Source information
<<<<

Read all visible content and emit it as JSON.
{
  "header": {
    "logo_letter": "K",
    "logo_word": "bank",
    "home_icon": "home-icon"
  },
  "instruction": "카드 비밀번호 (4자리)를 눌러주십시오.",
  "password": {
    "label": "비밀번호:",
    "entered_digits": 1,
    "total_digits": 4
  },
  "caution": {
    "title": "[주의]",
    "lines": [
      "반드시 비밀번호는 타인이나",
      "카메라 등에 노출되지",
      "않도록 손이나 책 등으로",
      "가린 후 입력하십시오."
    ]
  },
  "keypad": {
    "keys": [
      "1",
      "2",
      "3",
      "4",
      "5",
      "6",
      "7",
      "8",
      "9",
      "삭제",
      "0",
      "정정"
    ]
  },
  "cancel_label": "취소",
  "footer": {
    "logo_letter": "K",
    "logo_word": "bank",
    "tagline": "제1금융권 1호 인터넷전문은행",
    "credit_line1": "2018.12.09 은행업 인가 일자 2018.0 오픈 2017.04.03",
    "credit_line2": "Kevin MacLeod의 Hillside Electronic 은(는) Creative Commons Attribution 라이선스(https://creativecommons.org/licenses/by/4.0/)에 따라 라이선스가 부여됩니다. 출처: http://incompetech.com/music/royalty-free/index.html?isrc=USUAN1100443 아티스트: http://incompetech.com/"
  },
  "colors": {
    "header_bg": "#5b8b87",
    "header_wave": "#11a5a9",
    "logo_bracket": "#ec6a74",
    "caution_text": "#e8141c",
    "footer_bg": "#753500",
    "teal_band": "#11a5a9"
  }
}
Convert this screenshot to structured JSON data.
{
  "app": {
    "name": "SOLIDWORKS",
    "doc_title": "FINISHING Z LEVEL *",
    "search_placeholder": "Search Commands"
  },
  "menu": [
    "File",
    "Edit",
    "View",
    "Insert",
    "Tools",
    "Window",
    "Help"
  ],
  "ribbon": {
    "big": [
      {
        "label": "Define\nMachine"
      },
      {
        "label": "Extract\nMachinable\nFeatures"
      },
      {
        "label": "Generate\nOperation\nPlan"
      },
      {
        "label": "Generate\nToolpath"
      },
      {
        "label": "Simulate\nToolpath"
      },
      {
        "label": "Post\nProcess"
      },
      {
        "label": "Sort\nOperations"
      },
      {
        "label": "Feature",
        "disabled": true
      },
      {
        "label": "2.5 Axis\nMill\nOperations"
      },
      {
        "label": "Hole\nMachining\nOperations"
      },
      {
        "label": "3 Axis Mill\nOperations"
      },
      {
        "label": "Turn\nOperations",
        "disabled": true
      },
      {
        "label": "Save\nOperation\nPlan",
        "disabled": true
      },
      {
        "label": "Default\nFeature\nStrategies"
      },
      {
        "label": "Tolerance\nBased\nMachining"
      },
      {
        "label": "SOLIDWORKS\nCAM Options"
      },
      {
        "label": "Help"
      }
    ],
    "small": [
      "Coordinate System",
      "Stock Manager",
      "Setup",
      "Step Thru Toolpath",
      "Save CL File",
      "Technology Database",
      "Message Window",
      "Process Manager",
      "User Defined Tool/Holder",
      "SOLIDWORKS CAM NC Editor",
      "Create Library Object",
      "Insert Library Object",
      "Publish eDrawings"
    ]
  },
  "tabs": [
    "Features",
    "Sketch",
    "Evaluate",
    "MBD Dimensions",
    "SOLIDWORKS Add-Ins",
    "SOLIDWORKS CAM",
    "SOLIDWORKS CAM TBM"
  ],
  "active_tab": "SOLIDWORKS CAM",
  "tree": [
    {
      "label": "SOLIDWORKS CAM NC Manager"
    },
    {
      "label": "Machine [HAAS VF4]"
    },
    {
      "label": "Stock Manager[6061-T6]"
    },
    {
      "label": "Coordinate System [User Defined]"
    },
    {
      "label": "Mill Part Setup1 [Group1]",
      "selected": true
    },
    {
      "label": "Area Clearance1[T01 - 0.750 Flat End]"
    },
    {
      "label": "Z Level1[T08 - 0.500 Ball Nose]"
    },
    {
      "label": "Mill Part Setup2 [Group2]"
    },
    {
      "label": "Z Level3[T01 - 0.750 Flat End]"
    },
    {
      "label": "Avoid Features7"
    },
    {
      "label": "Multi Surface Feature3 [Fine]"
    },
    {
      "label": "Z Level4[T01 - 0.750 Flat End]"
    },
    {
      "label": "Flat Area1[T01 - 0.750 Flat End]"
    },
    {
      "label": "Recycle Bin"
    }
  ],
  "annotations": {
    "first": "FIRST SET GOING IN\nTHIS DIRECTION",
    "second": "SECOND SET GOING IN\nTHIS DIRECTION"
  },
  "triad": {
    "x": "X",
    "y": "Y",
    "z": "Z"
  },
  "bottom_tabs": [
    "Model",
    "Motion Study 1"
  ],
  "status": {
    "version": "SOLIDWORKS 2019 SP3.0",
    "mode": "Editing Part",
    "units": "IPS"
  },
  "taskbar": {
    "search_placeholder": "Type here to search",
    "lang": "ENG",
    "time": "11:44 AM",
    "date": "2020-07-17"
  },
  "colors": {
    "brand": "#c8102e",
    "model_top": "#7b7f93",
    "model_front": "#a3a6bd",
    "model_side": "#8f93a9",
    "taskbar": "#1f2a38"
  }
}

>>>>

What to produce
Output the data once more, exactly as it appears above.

Response
Read all visible content and emit it as JSON.
{
  "header": {
    "logo_letter": "K",
    "logo_word": "bank",
    "home_icon": "home-icon"
  },
  "instruction": "카드 비밀번호 (4자리)를 눌러주십시오.",
  "password": {
    "label": "비밀번호:",
    "entered_digits": 1,
    "total_digits": 4
  },
  "caution": {
    "title": "[주의]",
    "lines": [
      "반드시 비밀번호는 타인이나",
      "카메라 등에 노출되지",
      "않도록 손이나 책 등으로",
      "가린 후 입력하십시오."
    ]
  },
  "keypad": {
    "keys": [
      "1",
      "2",
      "3",
      "4",
      "5",
      "6",
      "7",
      "8",
      "9",
      "삭제",
      "0",
      "정정"
    ]
  },
  "cancel_label": "취소",
  "footer": {
    "logo_letter": "K",
    "logo_word": "bank",
    "tagline": "제1금융권 1호 인터넷전문은행",
    "credit_line1": "2018.12.09 은행업 인가 일자 2018.0 오픈 2017.04.03",
    "credit_line2": "Kevin MacLeod의 Hillside Electronic 은(는) Creative Commons Attribution 라이선스(https://creativecommons.org/licenses/by/4.0/)에 따라 라이선스가 부여됩니다. 출처: http://incompetech.com/music/royalty-free/index.html?isrc=USUAN1100443 아티스트: http://incompetech.com/"
  },
  "colors": {
    "header_bg": "#5b8b87",
    "header_wave": "#11a5a9",
    "logo_bracket": "#ec6a74",
    "caution_text": "#e8141c",
    "footer_bg": "#753500",
    "teal_band": "#11a5a9"
  }
}
Convert this screenshot to structured JSON data.
{
  "app": {
    "name": "SOLIDWORKS",
    "doc_title": "FINISHING Z LEVEL *",
    "search_placeholder": "Search Commands"
  },
  "menu": [
    "File",
    "Edit",
    "View",
    "Insert",
    "Tools",
    "Window",
    "Help"
  ],
  "ribbon": {
    "big": [
      {
        "label": "Define\nMachine"
      },
      {
        "label": "Extract\nMachinable\nFeatures"
      },
      {
        "label": "Generate\nOperation\nPlan"
      },
      {
        "label": "Generate\nToolpath"
      },
      {
        "label": "Simulate\nToolpath"
      },
      {
        "label": "Post\nProcess"
      },
      {
        "label": "Sort\nOperations"
      },
      {
        "label": "Feature",
        "disabled": true
      },
      {
        "label": "2.5 Axis\nMill\nOperations"
      },
      {
        "label": "Hole\nMachining\nOperations"
      },
      {
        "label": "3 Axis Mill\nOperations"
      },
      {
        "label": "Turn\nOperations",
        "disabled": true
      },
      {
        "label": "Save\nOperation\nPlan",
        "disabled": true
      },
      {
        "label": "Default\nFeature\nStrategies"
      },
      {
        "label": "Tolerance\nBased\nMachining"
      },
      {
        "label": "SOLIDWORKS\nCAM Options"
      },
      {
        "label": "Help"
      }
    ],
    "small": [
      "Coordinate System",
      "Stock Manager",
      "Setup",
      "Step Thru Toolpath",
      "Save CL File",
      "Technology Database",
      "Message Window",
      "Process Manager",
      "User Defined Tool/Holder",
      "SOLIDWORKS CAM NC Editor",
      "Create Library Object",
      "Insert Library Object",
      "Publish eDrawings"
    ]
  },
  "tabs": [
    "Features",
    "Sketch",
    "Evaluate",
    "MBD Dimensions",
    "SOLIDWORKS Add-Ins",
    "SOLIDWORKS CAM",
    "SOLIDWORKS CAM TBM"
  ],
  "active_tab": "SOLIDWORKS CAM",
  "tree": [
    {
      "label": "SOLIDWORKS CAM NC Manager"
    },
    {
      "label": "Machine [HAAS VF4]"
    },
    {
      "label": "Stock Manager[6061-T6]"
    },
    {
      "label": "Coordinate System [User Defined]"
    },
    {
      "label": "Mill Part Setup1 [Group1]",
      "selected": true
    },
    {
      "label": "Area Clearance1[T01 - 0.750 Flat End]"
    },
    {
      "label": "Z Level1[T08 - 0.500 Ball Nose]"
    },
    {
      "label": "Mill Part Setup2 [Group2]"
    },
    {
      "label": "Z Level3[T01 - 0.750 Flat End]"
    },
    {
      "label": "Avoid Features7"
    },
    {
      "label": "Multi Surface Feature3 [Fine]"
    },
    {
      "label": "Z Level4[T01 - 0.750 Flat End]"
    },
    {
      "label": "Flat Area1[T01 - 0.750 Flat End]"
    },
    {
      "label": "Recycle Bin"
    }
  ],
  "annotations": {
    "first": "FIRST SET GOING IN\nTHIS DIRECTION",
    "second": "SECOND SET GOING IN\nTHIS DIRECTION"
  },
  "triad": {
    "x": "X",
    "y": "Y",
    "z": "Z"
  },
  "bottom_tabs": [
    "Model",
    "Motion Study 1"
  ],
  "status": {
    "version": "SOLIDWORKS 2019 SP3.0",
    "mode": "Editing Part",
    "units": "IPS"
  },
  "taskbar": {
    "search_placeholder": "Type here to search",
    "lang": "ENG",
    "time": "11:44 AM",
    "date": "2020-07-17"
  },
  "colors": {
    "brand": "#c8102e",
    "model_top": "#7b7f93",
    "model_front": "#a3a6bd",
    "model_side": "#8f93a9",
    "taskbar": "#1f2a38"
  }
}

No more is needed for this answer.